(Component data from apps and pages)
******
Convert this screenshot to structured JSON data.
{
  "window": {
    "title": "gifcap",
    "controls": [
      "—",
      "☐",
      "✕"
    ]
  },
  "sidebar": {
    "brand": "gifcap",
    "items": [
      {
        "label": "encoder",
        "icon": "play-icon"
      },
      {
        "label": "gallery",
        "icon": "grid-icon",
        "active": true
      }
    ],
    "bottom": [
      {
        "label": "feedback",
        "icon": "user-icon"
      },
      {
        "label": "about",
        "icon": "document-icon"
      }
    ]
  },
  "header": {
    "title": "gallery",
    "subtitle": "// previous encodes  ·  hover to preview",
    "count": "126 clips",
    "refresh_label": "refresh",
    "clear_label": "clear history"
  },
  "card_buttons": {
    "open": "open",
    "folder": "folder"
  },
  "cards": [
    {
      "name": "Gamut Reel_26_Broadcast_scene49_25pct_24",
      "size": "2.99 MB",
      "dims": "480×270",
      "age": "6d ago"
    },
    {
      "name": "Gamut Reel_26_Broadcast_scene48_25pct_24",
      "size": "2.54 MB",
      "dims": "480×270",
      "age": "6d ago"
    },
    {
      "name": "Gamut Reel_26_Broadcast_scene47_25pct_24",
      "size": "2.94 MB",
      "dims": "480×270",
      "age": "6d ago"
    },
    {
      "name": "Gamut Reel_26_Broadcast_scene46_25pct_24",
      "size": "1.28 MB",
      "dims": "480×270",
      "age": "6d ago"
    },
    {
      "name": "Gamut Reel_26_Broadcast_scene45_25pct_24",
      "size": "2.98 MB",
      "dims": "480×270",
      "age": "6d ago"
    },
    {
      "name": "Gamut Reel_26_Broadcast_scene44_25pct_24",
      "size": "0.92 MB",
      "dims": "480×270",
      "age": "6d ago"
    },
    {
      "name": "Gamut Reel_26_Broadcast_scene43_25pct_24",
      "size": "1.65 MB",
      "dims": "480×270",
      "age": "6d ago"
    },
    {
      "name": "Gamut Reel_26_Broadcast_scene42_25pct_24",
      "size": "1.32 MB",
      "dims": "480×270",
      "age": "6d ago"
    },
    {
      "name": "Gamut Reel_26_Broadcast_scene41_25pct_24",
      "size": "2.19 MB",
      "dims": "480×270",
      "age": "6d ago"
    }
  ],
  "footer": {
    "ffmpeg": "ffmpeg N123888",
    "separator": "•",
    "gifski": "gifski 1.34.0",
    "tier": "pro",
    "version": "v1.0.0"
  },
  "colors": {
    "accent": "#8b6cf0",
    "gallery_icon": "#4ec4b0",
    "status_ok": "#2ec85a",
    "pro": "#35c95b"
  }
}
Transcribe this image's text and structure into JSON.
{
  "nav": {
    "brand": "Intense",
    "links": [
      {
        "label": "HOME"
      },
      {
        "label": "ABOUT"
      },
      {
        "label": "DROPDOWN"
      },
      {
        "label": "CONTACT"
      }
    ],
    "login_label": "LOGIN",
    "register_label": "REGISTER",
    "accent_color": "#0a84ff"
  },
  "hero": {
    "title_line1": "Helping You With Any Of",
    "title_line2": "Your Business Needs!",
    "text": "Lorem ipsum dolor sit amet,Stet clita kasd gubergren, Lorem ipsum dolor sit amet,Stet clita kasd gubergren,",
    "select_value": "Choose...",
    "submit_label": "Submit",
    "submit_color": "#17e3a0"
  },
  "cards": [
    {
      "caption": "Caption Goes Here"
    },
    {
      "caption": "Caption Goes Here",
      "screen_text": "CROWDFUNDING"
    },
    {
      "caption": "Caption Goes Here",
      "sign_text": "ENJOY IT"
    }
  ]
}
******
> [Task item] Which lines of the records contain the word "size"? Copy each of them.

> [Response below]
      "size": "2.99 MB",
      "size": "2.54 MB",
      "size": "2.94 MB",
      "size": "1.28 MB",
      "size": "2.98 MB",
      "size": "0.92 MB",
      "size": "1.65 MB",
      "size": "1.32 MB",
      "size": "2.19 MB",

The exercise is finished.